Insular Germanic
Originally Great Britain
Now worldwide (Modern English)
Linguistic classificationIndo-European
Proto-languageOld English
ISO 639-6angl

English-based creole languages are not generally included, as only their lexicon, not their linguistic structure, comes from English.

Proto-Old English
Northumbrian Mercian and Kentish West Saxon
Early Northern
Middle English
Early Midland and Southeastern
Middle English
Early Southern and Southwestern
Middle English
Early Scots Northern
Middle English
Middle English
Middle English
Middle English
Middle English
Middle Scots Northern Early Modern English Midland Early Modern English Metropolitan Early Modern English Southern Early Modern English Southwestern EME, Yola, Fingallian
Modern Scots Northern Modern English East West Modern English Standard Modern English Southern Modern English West Country Modern English
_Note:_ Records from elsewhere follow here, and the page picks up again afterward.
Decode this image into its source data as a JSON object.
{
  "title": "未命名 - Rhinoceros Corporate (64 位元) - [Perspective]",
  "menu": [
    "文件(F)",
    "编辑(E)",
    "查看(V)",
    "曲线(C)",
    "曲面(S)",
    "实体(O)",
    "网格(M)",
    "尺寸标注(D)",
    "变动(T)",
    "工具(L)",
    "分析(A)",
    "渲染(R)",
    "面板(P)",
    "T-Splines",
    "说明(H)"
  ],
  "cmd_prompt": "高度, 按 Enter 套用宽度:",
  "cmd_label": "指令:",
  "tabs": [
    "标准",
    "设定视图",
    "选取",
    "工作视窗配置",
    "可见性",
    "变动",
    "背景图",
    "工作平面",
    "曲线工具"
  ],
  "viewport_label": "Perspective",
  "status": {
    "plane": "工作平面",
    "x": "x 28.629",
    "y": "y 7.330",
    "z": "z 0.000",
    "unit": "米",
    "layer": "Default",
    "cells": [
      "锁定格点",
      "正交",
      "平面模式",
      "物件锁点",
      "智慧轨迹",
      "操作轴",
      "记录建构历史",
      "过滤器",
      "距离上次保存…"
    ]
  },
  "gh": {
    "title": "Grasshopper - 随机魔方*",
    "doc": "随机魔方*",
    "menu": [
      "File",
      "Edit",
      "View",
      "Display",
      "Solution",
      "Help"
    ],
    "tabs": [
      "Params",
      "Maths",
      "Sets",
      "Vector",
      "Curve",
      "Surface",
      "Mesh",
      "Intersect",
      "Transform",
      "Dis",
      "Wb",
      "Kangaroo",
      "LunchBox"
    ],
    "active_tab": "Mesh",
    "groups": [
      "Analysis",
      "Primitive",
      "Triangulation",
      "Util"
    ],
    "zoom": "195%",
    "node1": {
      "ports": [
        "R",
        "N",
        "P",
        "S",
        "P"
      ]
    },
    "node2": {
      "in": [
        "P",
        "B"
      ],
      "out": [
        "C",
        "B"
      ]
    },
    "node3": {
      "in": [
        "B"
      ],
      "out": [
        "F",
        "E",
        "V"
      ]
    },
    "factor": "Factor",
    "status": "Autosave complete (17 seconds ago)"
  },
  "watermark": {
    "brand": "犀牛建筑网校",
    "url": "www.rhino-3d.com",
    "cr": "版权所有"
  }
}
See alsoEdit


  1. ^ Hammarström, Harald; Forkel, Robert; Haspelmath, Martin, eds. (2017). "Anglic". Glottolog 3.0. Jena, Germany: Max Planck Institute for the Science of Human History.
  2. ^ J. Derrick McClure Scots its range of Uses in A. J. Aitken, Tom McArthur, Languages of Scotland, W. and R. Chambers, 1979. p.27
  3. ^ Thomas Burns McArthur, The English Languages, Cambridge University Press, 1998. p.203
  4. ^ Woolf, Alex (2007). "From Pictland to Alba, 789–1070". The New Edinburgh History of Scotland. Edinburgh: Edinburgh University Press. ISBN 978-0-7486-1234-5. Cite journal requires |journal= (help), p. 336
  5. ^ "Indo-European, Germanic, West, English". Retrieved 2010-09-10.